I had a mentor once say to me, “People don’t give a sh*t about the letters behind your name. People want to know what fires you have walked through that will help them walk through their own.”
And now that I’m turning 50 in the next few weeks, what she shared makes even more sense. Those fires I’ve experienced are my seasonings.
SPICES OF LIFE
I’ve picked out a few of my favorite seasonings to share and not in any particular order...
You’re never too old to find your passion and purpose. I had this notion in my head that by the time I was 21 I’d have my life planned out and my purpose under way. I carried that notion with me and held it as gospel. Suffice it to say, when I was 21 I didn’t have a clue and my purpose certainly wasn’t unfolding as I’d thought.

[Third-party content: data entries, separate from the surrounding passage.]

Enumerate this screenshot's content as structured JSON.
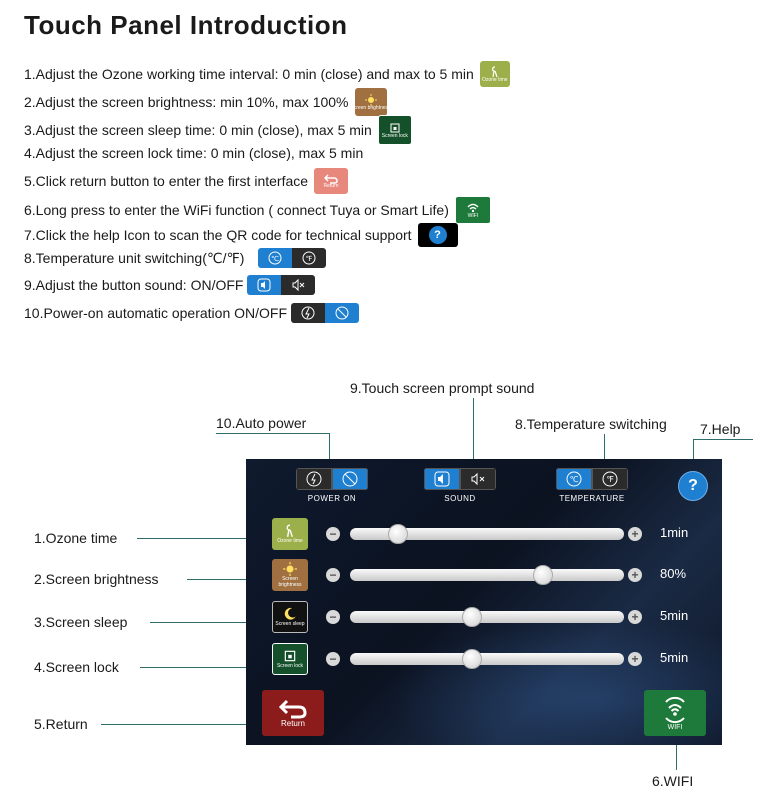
{
  "title": "Touch Panel Introduction",
  "instructions": [
    "1.Adjust the Ozone working time interval: 0 min (close) and max to 5 min",
    "2.Adjust the screen brightness: min 10%, max 100%",
    "3.Adjust the screen sleep time:  0 min (close), max 5 min",
    "4.Adjust the screen lock time: 0 min (close), max 5 min",
    "5.Click return button to enter the first interface",
    "6.Long press to enter the WiFi function ( connect Tuya or Smart Life)",
    "7.Click the help Icon to scan the QR code for technical support",
    "8.Temperature unit switching(℃/℉)",
    "9.Adjust the button sound: ON/OFF",
    "10.Power-on automatic operation ON/OFF"
  ],
  "icon_labels": {
    "ozone": "Ozone time",
    "brightness": "Screen brightness",
    "lock": "Screen lock",
    "return": "Return",
    "wifi": "WIFI",
    "help": "?"
  },
  "callouts": {
    "sound": "9.Touch screen prompt sound",
    "auto_power": "10.Auto power",
    "temperature": "8.Temperature switching",
    "help": "7.Help",
    "ozone": "1.Ozone time",
    "brightness": "2.Screen brightness",
    "sleep": "3.Screen sleep",
    "lock": "4.Screen lock",
    "return": "5.Return",
    "wifi": "6.WIFI"
  },
  "panel": {
    "power_label": "POWER ON",
    "sound_label": "SOUND",
    "temp_label": "TEMPERATURE",
    "celsius": "℃",
    "fahrenheit": "℉",
    "help": "?",
    "minus": "−",
    "plus": "+",
    "sliders": [
      {
        "icon_label": "Ozone time",
        "value_text": "1min",
        "level": 0.15
      },
      {
        "icon_label": "Screen brightness",
        "value_text": "80%",
        "level": 0.72
      },
      {
        "icon_label": "Screen sleep",
        "value_text": "5min",
        "level": 0.44
      },
      {
        "icon_label": "Screen lock",
        "value_text": "5min",
        "level": 0.44
      }
    ],
    "return_label": "Return",
    "wifi_label": "WIFI"
  },
  "colors": {
    "ozone": "#9bb04a",
    "brightness": "#a07040",
    "sleep": "#111111",
    "lock": "#14502a",
    "return": "#8c1c1c",
    "wifi": "#1e7a3a",
    "accent": "#1f7fd0",
    "line": "#2d6e6a"
  }
}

It wasn’t until I was 38 that I began to uncover my purpose. And while I know what my purpose is, it’s still unfolding in ways I never imagined.

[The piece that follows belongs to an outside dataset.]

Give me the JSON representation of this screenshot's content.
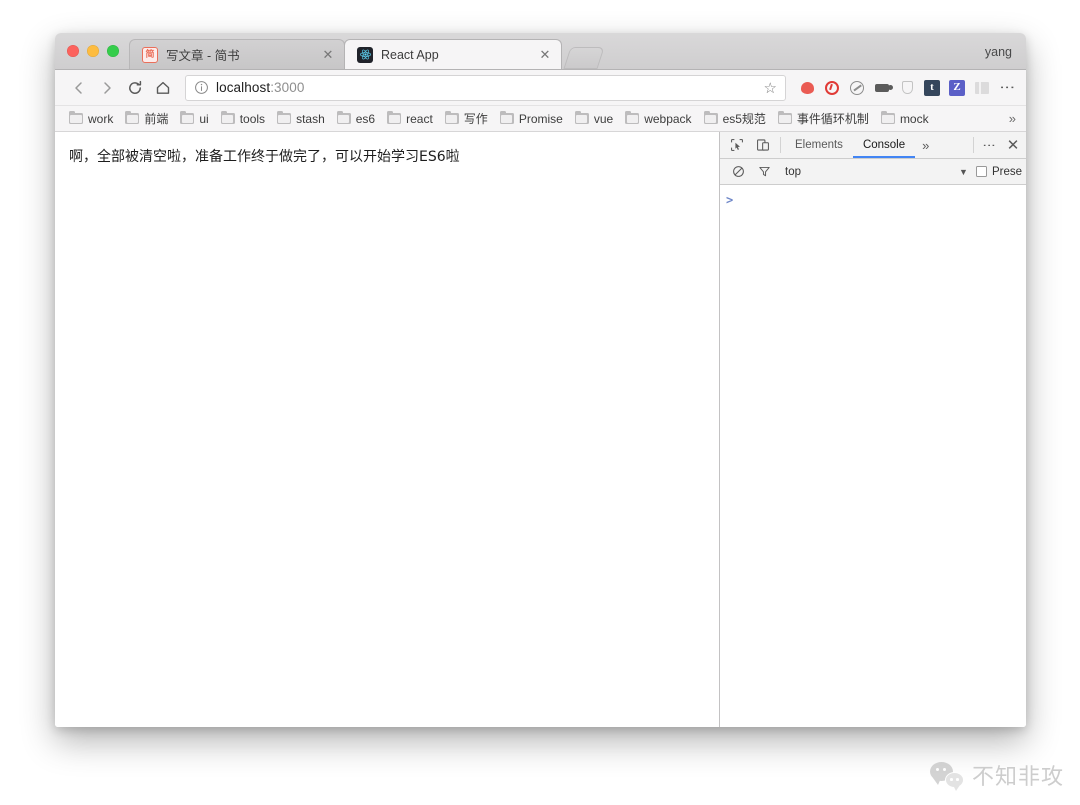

I’m staying open to the possibilities so that it continues to unfold.
Always trust your instincts/intuitive side no matter what. Over the years my intuitive side has become very important to me. Not just in the work I do, but in navigating my way through life. There have been times when I didn't followed my intuition … I wound up at the wrong place, at the wrong time, and with the wrong people.
No more. There’s not a day that doesn’t go by when I don’t follow my intuitive hits and my gut instincts. Doing so has saved me a lot of headaches and troubles.

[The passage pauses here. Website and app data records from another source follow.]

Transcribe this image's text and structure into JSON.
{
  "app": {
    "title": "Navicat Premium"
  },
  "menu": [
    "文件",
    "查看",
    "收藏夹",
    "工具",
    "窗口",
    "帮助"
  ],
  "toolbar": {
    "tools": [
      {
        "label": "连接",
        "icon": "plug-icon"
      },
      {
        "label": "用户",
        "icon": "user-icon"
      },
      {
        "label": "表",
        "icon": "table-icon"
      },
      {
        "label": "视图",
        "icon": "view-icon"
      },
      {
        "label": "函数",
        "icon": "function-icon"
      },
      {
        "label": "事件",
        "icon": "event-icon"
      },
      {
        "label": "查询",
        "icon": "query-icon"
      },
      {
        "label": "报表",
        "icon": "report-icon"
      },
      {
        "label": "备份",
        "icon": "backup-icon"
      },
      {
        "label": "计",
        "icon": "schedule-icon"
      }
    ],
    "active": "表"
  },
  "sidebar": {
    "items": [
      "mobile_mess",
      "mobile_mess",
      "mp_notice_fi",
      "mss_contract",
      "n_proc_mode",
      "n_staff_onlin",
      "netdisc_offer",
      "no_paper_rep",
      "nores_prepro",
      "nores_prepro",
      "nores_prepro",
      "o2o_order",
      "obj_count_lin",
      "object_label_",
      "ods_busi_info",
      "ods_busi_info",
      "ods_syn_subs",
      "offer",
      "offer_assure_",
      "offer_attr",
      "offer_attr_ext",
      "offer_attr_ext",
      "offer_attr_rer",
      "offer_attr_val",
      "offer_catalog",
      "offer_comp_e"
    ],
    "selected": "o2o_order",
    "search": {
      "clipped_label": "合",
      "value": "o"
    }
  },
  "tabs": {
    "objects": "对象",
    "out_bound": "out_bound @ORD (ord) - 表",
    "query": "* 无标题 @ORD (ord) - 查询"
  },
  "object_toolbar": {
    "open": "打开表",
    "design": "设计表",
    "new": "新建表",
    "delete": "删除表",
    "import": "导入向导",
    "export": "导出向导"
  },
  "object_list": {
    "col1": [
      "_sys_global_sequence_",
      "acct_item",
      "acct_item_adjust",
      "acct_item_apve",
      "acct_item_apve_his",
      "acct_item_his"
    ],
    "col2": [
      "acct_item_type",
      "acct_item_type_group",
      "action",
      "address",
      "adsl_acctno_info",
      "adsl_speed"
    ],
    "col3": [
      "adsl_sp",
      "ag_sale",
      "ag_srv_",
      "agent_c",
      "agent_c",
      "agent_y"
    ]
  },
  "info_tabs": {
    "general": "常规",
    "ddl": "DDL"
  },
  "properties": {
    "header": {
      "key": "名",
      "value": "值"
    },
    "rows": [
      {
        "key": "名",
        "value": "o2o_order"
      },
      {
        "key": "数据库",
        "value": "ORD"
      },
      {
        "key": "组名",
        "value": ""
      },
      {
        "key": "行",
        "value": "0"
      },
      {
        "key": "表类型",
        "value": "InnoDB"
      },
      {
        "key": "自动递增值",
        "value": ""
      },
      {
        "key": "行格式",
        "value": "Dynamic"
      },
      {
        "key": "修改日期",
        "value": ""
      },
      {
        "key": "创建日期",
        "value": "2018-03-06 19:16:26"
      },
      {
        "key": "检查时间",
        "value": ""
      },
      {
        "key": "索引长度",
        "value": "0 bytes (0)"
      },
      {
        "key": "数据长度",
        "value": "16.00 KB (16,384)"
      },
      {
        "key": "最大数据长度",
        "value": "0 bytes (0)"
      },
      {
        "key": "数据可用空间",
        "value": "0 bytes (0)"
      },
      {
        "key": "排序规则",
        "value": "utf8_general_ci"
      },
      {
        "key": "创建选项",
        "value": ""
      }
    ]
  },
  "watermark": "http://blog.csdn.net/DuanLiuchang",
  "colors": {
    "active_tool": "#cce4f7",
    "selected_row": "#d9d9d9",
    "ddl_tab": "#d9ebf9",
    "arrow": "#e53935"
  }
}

If you want to be a priority to someone else, you’ve got to treat yourself as one. This has been a big one for me. My past modus operandi was to be the option and make others the priority.
What I was saying to myself and to others was that I didn’t matter…my feelings and needs did not matter. And they do matter.
I first had to figure out what it meant to be a priority and then I had to act on it. I still have my slip ups, but I’m getting better at making myself a priority. In doing so, I'm much less resentful and I'm not completey reliant on others for meeting my needs. I'm meeting them.
You’re not responsible for another’s well-being. You can contribute to it, but you’re not responsible for it. This was another big one for me. For many reasons I took on the responsibility of making sure that everyone in my world was OK. While I had the best intentions in the world, I created dependence in all my relationships. And in turn, not only did I disempower myself, but I disempowered others. It was never my intention to infer that they couldn’t take care of themselves as well as I could take care of them…but that’s in essence what I was doing.
Co-dependency does not equate to love. Now as a recovering co-dependent I recognize just how liberating it is, (not to mention healthy) to let others be in control of their own well-being while I'm in control of my own.
You are still a good person even if you say “no”. As a matter of fact, I’ve found that saying “no” when I really need/want to is actually the kindest thing I can do for another. In my humble opinion, to say “yes” out of obligation instead of want is really a discount to the other person and the relationship.
There’s no such thing as rejection. Any time something has not worked out, in hindsight, it’s been a blessing. Something better has always come along instead.
Rejection = the Universe’s way of protecting me from something or someone that’s not a good fit so that something or someone who is a good fit has the space to come in.
Speaking of fitting…if you have to change yourself to fit with someone else, there’s a good chance that person isn’t a good fit for you. I’ve tried being someone I wasn’t in order to fit with others and all it did was left me feeling out of integrity.
The relationships that have been worth my time and energy are the ones where I’m free to be me. Without a doubt!
Fear is something to leverage and not something to run from. I heard this not too long ago, “Fear just means forgetting everything’s all right.” Fear is also my way of knowing that what I'm doing is important. (For example, the fear that no one will read this blog.)
SO instead of running from it or pushing it away I use it as my reminder that a) everything is OK and b) what I’m about to do/doing is really important to me.
Feelings don’t go away just because you stuff them. They stay inside and fester. Now instead of stuffing them, l honor them by not ignoring them. I feel them. I write about them and if I can, I talk them out.
You are so much stronger than your thoughts. Even if I don’t always feel stronger, I know that I am. I remind myself that my thoughts come from a 3-pound mass and I’m definitely stronger and bigger than that.
Liking your own company is key to having healthy relationships. I remember a time when I didn’t like my own company. That was also the same time that I engaged in unhealthy relationships. Learning to like my own company helped me to end the loneliness and in turn led to much healthier relationships. No more dependence on others to fill a void or keep me entertained.
Worrying does nothing, but change the color of my hair and make lines in my forehead. It doesn’t change an outcome or stop something from happening. I do that with my actions, not my worry.
So, there you have it, some key seasonings that have made up my last 50 years. I look forward to 50 more years and becoming even more seasoned.
With that said, I’d like to invite you to take stock of your own seasonings.
What have you learned that has helped you become the person you are right now?
What advice would you give someone younger than you?
Until next time, I send much love and light to you…
About this blog
This is the place where I share my personal journey, insights, ideas, and a-ha moments helping me to mute my own inner critic. It is my hope you find what you need to mute your own.